Republican lawmakers who don't side with a hard-line strategy threating a government shutdown this fall unless "Obamacare" is defunded should "be replaced," a former senator and head of an influential conservative think tank said Tuesday.
Jim DeMint, the South Carolina senator who stepped down earlier this week to become president of the Heritage Foundation, shrugged off the political repercussions of a potential government shutdown for the GOP.
"The risk of that is so much less than the risk to our country if we implement Obamacare," DeMint told NPR in an interview that aired Tuesday morning. "So I'm not as interested in the political futures of folks who think they might lose a showdown with the president."

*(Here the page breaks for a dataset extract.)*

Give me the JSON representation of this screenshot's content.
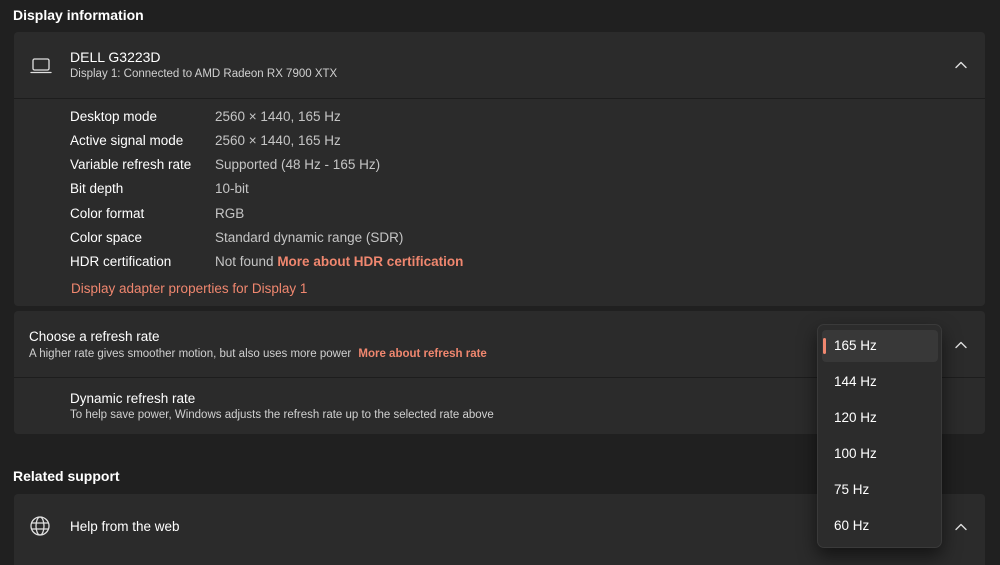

And DeMint, who used a PAC during his time in office to sometimes help insurgent conservatives challenge sitting Republican incumbents in House and Senate primaries, said that Republicans who fear a showdown with President Barack Obama over his signature health care reform law should be booted from office.
"I think he [Obama] knows that Republicans are afraid," DeMint said. "And if they are, they need to be replaced."

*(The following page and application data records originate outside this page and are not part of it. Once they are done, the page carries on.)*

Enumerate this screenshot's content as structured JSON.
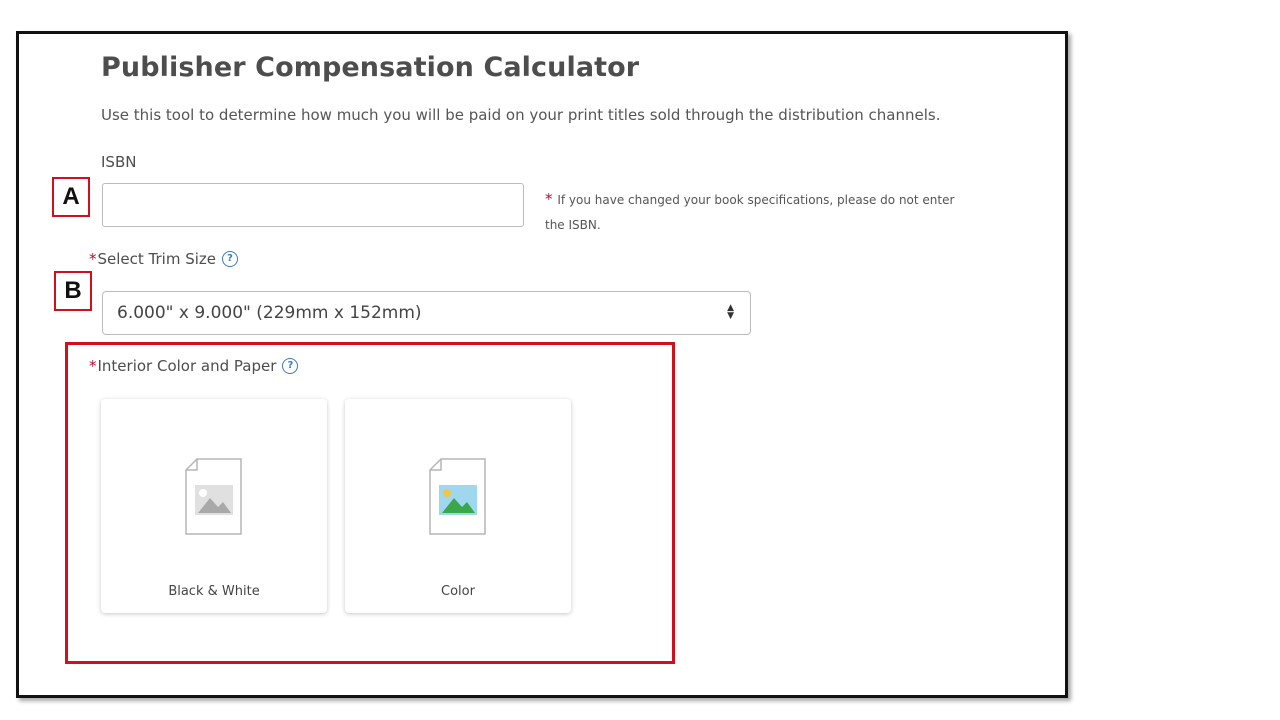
{
  "page": {
    "title": "Publisher Compensation Calculator",
    "description": "Use this tool to determine how much you will be paid on your print titles sold through the distribution channels."
  },
  "isbn": {
    "label": "ISBN",
    "value": "",
    "placeholder": "",
    "note_marker": "*",
    "note": "If you have changed your book specifications, please do not enter the ISBN."
  },
  "trim_size": {
    "required_marker": "*",
    "label": "Select Trim Size",
    "help_glyph": "?",
    "selected": "6.000\" x 9.000\" (229mm x 152mm)"
  },
  "interior": {
    "required_marker": "*",
    "label": "Interior Color and Paper",
    "help_glyph": "?",
    "options": [
      {
        "label": "Black & White",
        "icon": "grayscale-image-document-icon"
      },
      {
        "label": "Color",
        "icon": "color-image-document-icon"
      }
    ]
  },
  "annotations": {
    "marker_a": "A",
    "marker_b": "B",
    "highlight_color": "#d0101a"
  },
  "colors": {
    "required": "#b30e2f",
    "help": "#3a7bbf"
  }
}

DeMint's harsh warning toward his former colleagues in Congress is emblematic of the internal Republican strife that has made it difficult for GOP leaders in Congress to proceed with negotiations in this fall's fiscal battles. Congress must extend funding for basic government operations or risk a shutdown; lawmakers must also vote at some point to raise the limit on government borrowing to finance its existing obligations, or risk a default on the national debt.

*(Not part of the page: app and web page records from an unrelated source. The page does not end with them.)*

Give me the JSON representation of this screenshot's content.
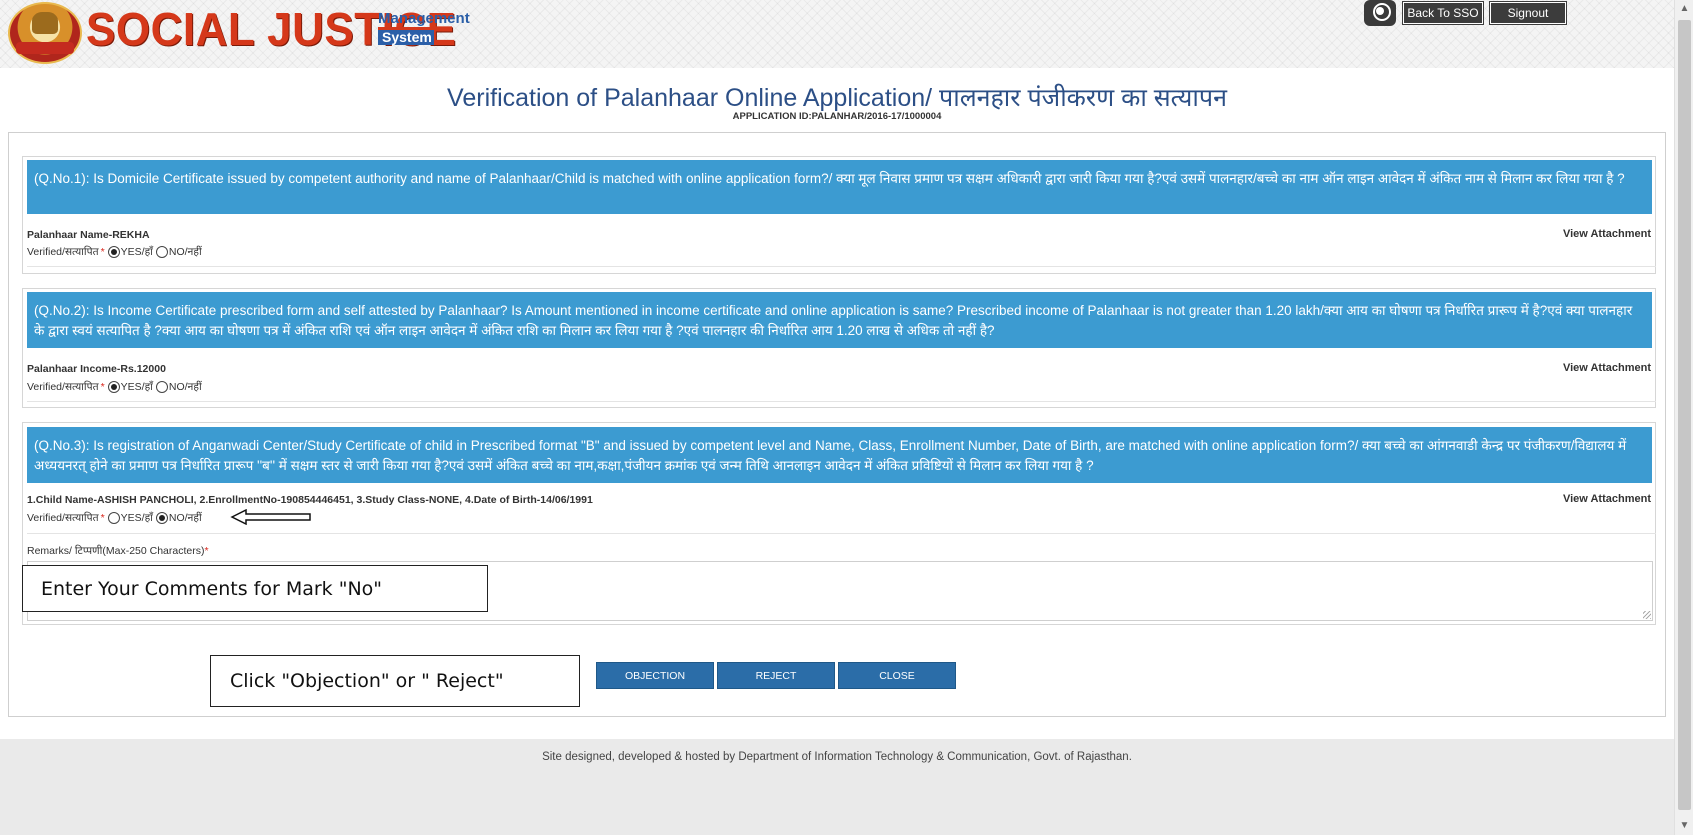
{
  "header": {
    "logo_title": "SOCIAL JUSTICE",
    "logo_sub_management": "Management",
    "logo_sub_system": "System",
    "back_to_sso": "Back To SSO",
    "signout": "Signout"
  },
  "page": {
    "title": "Verification of Palanhaar Online Application/ पालनहार पंजीकरण का सत्यापन",
    "application_id": "APPLICATION ID:PALANHAR/2016-17/1000004"
  },
  "questions": [
    {
      "text": "(Q.No.1): Is Domicile Certificate issued by competent authority and name of Palanhaar/Child is matched with online application form?/ क्या मूल निवास प्रमाण पत्र सक्षम अधिकारी द्वारा जारी किया गया है?एवं उसमें पालनहार/बच्चे का नाम ऑन लाइन आवेदन में अंकित नाम से मिलान कर लिया गया है ?",
      "field": "Palanhaar Name-REKHA",
      "view_attachment": "View Attachment",
      "verified_label": "Verified/सत्यापित",
      "required": "*",
      "yes_label": "YES/हाँ",
      "no_label": "NO/नहीं",
      "selected": "yes"
    },
    {
      "text": "(Q.No.2): Is Income Certificate prescribed form and self attested by Palanhaar? Is Amount mentioned in income certificate and online application is same? Prescribed income of Palanhaar is not greater than 1.20 lakh/क्या आय का घोषणा पत्र निर्धारित प्रारूप में है?एवं क्या पालनहार के द्वारा स्वयं सत्यापित है ?क्या आय का घोषणा पत्र में अंकित राशि एवं ऑन लाइन आवेदन में अंकित राशि का मिलान कर लिया गया है ?एवं पालनहार की निर्धारित आय 1.20 लाख से अधिक तो नहीं है?",
      "field": "Palanhaar Income-Rs.12000",
      "view_attachment": "View Attachment",
      "verified_label": "Verified/सत्यापित",
      "required": "*",
      "yes_label": "YES/हाँ",
      "no_label": "NO/नहीं",
      "selected": "yes"
    },
    {
      "text": "(Q.No.3): Is registration of Anganwadi Center/Study Certificate of child in Prescribed format \"B\" and issued by competent level and Name, Class, Enrollment Number, Date of Birth, are matched with online application form?/ क्या बच्चे का आंगनवाडी केन्द्र पर पंजीकरण/विद्यालय में अध्ययनरत् होने का प्रमाण पत्र निर्धारित प्रारूप ''ब'' में सक्षम स्तर से जारी किया गया है?एवं उसमें अंकित बच्चे का नाम,कक्षा,पंजीयन क्रमांक एवं जन्म तिथि आनलाइन आवेदन में अंकित प्रविष्टियों से मिलान कर लिया गया है ?",
      "field": "1.Child Name-ASHISH PANCHOLI, 2.EnrollmentNo-190854446451, 3.Study Class-NONE, 4.Date of Birth-14/06/1991",
      "view_attachment": "View Attachment",
      "verified_label": "Verified/सत्यापित",
      "required": "*",
      "yes_label": "YES/हाँ",
      "no_label": "NO/नहीं",
      "selected": "no"
    }
  ],
  "remarks": {
    "label": "Remarks/ टिप्पणी(Max-250 Characters)",
    "required": "*",
    "value": ""
  },
  "callouts": {
    "comments": "Enter Your Comments for Mark \"No\"",
    "reject": "Click \"Objection\" or \" Reject\""
  },
  "actions": {
    "objection": "OBJECTION",
    "reject": "REJECT",
    "close": "CLOSE"
  },
  "footer": {
    "text": "Site designed, developed & hosted by Department of Information Technology & Communication, Govt. of Rajasthan."
  },
  "icons": {
    "user": "user-icon",
    "scroll_up": "chevron-up-icon",
    "scroll_down": "chevron-down-icon",
    "arrow": "arrow-left-icon"
  },
  "colors": {
    "question_header_bg": "#3c9bd1",
    "button_bg": "#2b6da8",
    "title_color": "#2c4f86",
    "logo_red": "#d5381a"
  }
}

Republican leaders have generally dismissed the strategy favored by DeMint and a handful of conservatives in Congress, which would essentially force a standoff with Obama and risk negative political fallout for the GOP in the case of a shutdown. Republican leaders have generally concluded that the strategy is unlikely to yield a major concession from Obama or Democrats who control the Senate.
Still, DeMint and Texas Sen. Ted Cruz, R, have embarked upon a bus tour with the Heritage Foundation's political arm -- Heritage Action -- intended to pressure GOP lawmakers to hold firm to the hard-line strategy before Congress returns to Washington in September.